Professor Kimberly O'Leary features Cooley Professors on Gen Jones Podcast
Professor Emeritus Kimberly O'Leary is spending her retirement traveling around the world with her husband, Paul. While traveling, Professor O'Leary has launched an oral history project called The Gen Jones Chronicles.
Generation Jones is a cohort of people born between 1954 and 1964. Once folded in the the Baby Boomer generation, analysts have determined this group is its own generation. O'Leary was born in 1958, and is part of Generation Jones. She feels that Gen Jones stories have not been told in popular culture, so she's set out to change that.
O'Leary has interviewed an eclectic group of Jonesers for a fifteen-episode podcast which she launched in early September. The interviews are with people she knows and people she has met on her travels. Many of them have ties to Cooley Law School. In this first season, she shares 15 episodes - each consisting of an interview with a different person.

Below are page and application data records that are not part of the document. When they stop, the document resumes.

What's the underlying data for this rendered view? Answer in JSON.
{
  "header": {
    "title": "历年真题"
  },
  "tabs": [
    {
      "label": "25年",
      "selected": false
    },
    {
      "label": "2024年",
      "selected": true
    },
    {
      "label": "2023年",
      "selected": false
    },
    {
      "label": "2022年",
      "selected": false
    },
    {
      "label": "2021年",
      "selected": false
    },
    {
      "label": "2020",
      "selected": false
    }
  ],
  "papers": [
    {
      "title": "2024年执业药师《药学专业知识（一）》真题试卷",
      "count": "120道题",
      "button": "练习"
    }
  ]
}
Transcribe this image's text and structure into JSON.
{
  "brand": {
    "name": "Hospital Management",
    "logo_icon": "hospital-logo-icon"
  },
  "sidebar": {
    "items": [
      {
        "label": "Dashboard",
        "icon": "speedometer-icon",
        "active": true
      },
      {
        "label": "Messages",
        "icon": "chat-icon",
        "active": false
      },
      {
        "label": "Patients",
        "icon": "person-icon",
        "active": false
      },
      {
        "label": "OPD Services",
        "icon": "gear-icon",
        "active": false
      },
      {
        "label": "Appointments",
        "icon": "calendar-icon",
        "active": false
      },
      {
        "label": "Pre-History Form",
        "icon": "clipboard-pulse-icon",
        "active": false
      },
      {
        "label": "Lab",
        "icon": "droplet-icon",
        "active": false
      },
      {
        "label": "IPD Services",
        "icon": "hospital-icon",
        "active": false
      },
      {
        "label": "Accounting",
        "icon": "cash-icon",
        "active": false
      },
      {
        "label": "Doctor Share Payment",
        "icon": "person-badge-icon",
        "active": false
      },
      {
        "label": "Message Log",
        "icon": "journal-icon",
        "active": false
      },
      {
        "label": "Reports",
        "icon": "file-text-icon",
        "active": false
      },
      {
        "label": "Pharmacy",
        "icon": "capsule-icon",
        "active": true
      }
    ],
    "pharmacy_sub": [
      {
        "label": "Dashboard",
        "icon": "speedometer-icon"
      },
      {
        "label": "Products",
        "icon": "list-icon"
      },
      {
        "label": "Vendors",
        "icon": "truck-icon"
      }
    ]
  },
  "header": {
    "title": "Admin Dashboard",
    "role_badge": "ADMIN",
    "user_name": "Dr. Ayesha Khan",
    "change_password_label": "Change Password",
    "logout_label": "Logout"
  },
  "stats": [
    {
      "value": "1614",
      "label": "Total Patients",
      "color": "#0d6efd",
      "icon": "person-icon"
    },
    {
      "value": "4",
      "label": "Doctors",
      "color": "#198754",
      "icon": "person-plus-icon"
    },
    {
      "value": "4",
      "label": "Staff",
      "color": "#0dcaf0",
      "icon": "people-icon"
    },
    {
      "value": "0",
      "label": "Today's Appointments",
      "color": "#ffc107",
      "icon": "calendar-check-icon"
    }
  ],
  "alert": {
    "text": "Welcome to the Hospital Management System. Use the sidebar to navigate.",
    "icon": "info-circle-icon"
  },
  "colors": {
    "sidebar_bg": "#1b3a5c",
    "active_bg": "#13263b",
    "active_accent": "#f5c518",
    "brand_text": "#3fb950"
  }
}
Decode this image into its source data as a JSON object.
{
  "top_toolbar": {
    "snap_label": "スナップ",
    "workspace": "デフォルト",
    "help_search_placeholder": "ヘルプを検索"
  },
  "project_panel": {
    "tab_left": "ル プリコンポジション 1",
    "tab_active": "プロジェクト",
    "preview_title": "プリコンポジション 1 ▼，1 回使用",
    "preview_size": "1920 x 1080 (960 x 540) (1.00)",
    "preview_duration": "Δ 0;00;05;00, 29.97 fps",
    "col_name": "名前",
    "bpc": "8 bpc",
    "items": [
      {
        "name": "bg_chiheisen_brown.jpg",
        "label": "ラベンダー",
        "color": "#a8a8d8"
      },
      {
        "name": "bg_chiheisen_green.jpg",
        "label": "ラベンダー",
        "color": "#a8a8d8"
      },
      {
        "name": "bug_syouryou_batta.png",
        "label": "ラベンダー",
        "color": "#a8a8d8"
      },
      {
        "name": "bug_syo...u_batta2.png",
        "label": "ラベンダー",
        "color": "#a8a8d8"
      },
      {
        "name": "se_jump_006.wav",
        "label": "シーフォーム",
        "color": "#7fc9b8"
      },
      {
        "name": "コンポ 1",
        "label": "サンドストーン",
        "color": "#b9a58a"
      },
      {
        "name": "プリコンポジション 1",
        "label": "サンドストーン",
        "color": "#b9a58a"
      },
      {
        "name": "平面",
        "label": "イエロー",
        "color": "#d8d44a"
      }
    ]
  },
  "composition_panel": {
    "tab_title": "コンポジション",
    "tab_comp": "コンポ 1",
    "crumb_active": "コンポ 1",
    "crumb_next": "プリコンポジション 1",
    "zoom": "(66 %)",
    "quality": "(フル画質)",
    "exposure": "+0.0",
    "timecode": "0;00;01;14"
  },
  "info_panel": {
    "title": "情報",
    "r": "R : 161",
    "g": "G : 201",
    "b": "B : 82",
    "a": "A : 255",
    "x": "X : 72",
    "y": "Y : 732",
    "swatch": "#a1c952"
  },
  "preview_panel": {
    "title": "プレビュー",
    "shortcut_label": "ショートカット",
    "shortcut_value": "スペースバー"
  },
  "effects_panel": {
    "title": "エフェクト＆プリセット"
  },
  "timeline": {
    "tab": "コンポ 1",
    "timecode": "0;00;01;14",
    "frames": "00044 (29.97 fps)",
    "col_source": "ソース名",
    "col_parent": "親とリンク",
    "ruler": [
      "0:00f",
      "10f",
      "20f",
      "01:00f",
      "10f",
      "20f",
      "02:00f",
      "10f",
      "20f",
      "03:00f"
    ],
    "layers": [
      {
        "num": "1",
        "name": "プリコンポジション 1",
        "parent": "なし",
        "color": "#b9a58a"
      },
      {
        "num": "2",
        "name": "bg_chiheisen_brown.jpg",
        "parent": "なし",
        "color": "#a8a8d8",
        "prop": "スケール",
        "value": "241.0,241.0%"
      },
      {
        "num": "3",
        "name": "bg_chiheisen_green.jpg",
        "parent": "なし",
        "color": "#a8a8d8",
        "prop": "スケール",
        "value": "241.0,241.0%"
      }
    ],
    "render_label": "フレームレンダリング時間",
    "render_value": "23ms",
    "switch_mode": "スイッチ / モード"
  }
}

Three of the interviews are with Cooley Law School professors Mable Martin-Scott, Mark Dotson, and Tonya Krause Phelan.
Professor Martin-Scott's interview - the fourth episode - published on her Spotify channel on October 1, 2023. In addition to the Cooley professors, O'Leary interviews people she worked with as part of Cooley's "Down Under" foreign study program in Australia and New Zealand, and other people she has met in her travels.
O'Leary is already making plans for a second season, and has tentatively scheduled interviews with people in Japan and Fiji, as well as the United States. She has also created a place on her website for people to submit their own stories if they choose. In addition to the interviews, O'Leary plans to look for possible themes related to members of Generation Jones. She is asking similar questions in each interview, searching for common threads. She has already seen some similarities.
"When Jonesers were growing up, there was no computer technology used by ordinary people, but by the time they entered the workforce, computer technology was rapidly becoming part of their life. Jonesers had to adapt quickly to this new paradigm," she said. "I'm also seeing some similarities in attitudes toward problem-solving, with Jonesers tending to be more pragmatic problem-solvers than some of the idealistic Boomers, and strong and positive relationships between Joneser parents and their own children."
To listen to The Gen Jones Chronicles on Spotify and to learn more about the project, go to www.genjoneschronicles.com. Or take a moment to read Professor O'Leary's blogs.